I have had lousy eggplant parmesan, and I have had great eggplant parmesan. If the breading isn’t done right, and cooked right, it can be a greasy, soggy, messy mess of a dish. I have always shied away from making it after my first attempt, many years ago, was less than stellar. Let’s face it – it was a greasy, soggy, messy mess of a dish.
When looking through my stack of recipes torn from magazines, copied from the internet, or jotted down on the backs of envelops, I found a recipe for eggplant parm published in the October 2008 issue of Food & Wine. I had saved it because it did not call for breading the eggplant slices, or salting and draining them, a step that is often included in eggplant dishes, supposedly to remove any bitter flavor. I dutifully follow such directions, always wondering if it is truly necessary. That salting and draining step is often one that prevents me from fixing a recipe. Sometimes, that extra half-hour is not in the cards.
Anyway, I bought some smallish eggplants at a farmers’ market on the weekend without a clear decision of what to do with them. Ratatouille, maybe? Then I ran across the parmesan recipe. I decided I needed 2 more small eggplant in order for it to be worth while. I needed nothing else. I had leftover spaghetti sauce, plenty of mozzarella and parmesan. My basil is still being harvested, so I spent about 30 minutes putting all the ingredients together in the afternoon, refrigerating it until it was time to bake it before dinner. All I needed to do at the last minute was toss a salad, and make some buttered toast from my No-Knead Bread.
EGGPLANT PARMESAN WITH BREAD CRUMB TOPPING-
Food & Wine, Oct. 2008
3 T. olive oil, plus more for frying the eggplant
1 onion, finely chopped
3 garlic cloves, finely chopped
Two 28-ounce cans whole, peeled Italian tomatoes, drained*
Kosher salt and freshly ground black pepper**
8 small eggplant (1/2 pound each), cut lengthwise 1/2 inch thick***
3 T. coarsely chopped fresh basil
1 pound fresh mozzarella (or use grocery store shredded)
1 c. Parmesan cheese, grated
3 T. dry bread crumbs
* I used one can of diced tomatoes, and approximately 2 cup of leftover spaghetti sauce; no rules here, just use what works for you
**Use regular salt and pre=ground pepper. Don’t let the lack of Kosher salt or freshly ground pepper stop you. Use what you have.
***I used 4 medium sized eggplants.
1. Heat the 3 T. of olive oil in a large skillet. Add the onion and garlic and cook over medium heat until tender, about 5-6 minutes. Crush the tomatoes, if whole, by hand over the skillet. Bring to a simmer and cook over medium-low heat until thick, about 25 minutes, stirring occasionally. (Here’s where I added my leftover sauce, already quite thick, and heated it up. The directions in the magazine call for pureeing the whole thing in a food processor.
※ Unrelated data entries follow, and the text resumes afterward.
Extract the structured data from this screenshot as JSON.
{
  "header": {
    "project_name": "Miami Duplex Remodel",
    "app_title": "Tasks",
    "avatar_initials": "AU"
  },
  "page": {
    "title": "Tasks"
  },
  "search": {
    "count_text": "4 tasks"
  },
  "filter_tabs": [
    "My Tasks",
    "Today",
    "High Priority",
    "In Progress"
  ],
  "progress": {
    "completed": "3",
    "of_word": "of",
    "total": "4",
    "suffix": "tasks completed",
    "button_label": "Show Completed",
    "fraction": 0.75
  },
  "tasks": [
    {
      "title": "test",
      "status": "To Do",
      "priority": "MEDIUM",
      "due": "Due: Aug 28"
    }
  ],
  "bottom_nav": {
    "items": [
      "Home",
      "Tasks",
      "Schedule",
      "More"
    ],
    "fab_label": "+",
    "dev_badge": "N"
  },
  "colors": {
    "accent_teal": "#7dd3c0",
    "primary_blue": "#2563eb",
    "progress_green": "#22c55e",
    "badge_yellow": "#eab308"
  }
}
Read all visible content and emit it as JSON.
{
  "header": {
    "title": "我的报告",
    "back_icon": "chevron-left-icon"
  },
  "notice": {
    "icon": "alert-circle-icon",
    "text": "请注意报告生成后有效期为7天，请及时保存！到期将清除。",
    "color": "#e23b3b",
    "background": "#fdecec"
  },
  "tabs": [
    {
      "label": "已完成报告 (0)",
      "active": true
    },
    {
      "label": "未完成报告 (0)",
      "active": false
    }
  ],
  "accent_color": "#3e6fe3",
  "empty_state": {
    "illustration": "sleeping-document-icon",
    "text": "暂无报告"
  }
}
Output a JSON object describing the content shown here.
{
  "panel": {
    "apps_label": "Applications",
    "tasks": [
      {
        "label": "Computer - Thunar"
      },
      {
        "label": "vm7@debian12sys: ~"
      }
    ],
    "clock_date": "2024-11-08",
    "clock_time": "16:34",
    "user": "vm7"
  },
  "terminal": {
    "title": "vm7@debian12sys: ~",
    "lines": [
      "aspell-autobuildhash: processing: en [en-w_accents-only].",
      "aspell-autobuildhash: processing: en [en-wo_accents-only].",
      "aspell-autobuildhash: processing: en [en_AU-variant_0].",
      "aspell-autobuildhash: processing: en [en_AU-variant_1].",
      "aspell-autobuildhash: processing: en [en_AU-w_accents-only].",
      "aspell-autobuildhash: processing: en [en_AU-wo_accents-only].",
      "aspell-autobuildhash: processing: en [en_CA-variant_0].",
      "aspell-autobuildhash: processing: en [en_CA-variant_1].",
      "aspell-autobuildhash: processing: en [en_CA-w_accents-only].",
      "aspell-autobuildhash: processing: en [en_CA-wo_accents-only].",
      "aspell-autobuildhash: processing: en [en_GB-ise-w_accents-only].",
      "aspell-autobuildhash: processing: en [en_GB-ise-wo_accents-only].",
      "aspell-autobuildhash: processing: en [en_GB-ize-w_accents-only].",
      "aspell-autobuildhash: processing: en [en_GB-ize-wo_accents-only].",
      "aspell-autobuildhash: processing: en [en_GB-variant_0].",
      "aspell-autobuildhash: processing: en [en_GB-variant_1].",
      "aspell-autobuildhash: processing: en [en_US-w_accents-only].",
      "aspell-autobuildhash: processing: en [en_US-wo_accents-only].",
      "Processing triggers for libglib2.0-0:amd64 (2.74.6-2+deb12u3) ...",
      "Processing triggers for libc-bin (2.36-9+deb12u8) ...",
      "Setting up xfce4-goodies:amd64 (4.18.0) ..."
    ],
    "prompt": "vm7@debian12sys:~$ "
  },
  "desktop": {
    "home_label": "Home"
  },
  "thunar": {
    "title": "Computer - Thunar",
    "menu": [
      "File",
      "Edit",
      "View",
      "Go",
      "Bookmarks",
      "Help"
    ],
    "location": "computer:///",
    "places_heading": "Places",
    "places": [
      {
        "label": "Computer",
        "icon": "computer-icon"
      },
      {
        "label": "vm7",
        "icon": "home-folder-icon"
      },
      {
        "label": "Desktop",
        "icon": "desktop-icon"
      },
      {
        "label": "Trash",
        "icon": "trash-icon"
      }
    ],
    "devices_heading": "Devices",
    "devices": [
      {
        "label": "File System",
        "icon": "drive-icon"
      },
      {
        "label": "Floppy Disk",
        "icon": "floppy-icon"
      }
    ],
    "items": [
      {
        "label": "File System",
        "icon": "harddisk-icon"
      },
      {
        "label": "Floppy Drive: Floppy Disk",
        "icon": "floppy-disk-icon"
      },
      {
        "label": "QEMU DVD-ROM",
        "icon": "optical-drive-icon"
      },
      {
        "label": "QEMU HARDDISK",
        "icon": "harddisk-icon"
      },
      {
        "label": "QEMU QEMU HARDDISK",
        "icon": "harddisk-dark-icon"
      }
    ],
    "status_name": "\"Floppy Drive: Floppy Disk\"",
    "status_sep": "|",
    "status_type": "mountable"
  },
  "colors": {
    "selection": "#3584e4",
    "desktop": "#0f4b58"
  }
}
I did not do that. My homemade sauce had a little meat in it and some sliced mushrooms. I didn’t want to change the texture of my meat sauce so I left it as it was.) Season with salt and pepper.
2. Meanwhile, in a large skillet, heat 1/4 inch of oil. Season the eggplant slices with salt and pepper. Working in several batches, cook the eggplant over medium-high heat, turning once, until golden on both sides, about 8 minutes per batch. Add more oil as necessary. (I used nowhere near that much oil. I just put about 1 tablespoon in the skillet before each batch.) Drain the eggplant slices on paper towels.
3. Preheat oven to 400 degrees. Spread 1 cup of the tomato sauce in a 9 X 13-inch glass or ceramic baking dish. Arrange one-third of the fried eggplant slices in the baking dish and sprinkle all over with 1 tablespoon of the chopped fresh basil. Top with one-third of the mozzarella and sprinkle with 1/3 cup of the grated parmesan. Repeat this layering twice. Sprinkle bread crumbs all over the op of the eggplant parmesan. Bake in the upper third of the oven for about 45 minutes, until the top of the dish is golden and the tomato sauce is bubbling. Let stand for 15 minutes before serving. (I used a 7 X 11-inch Pyrex dish and had two slices of eggplant leftover. I covered my casserole with foil and refrigerated it, bringing it to room temperature before baking it, uncovered. Delicious!)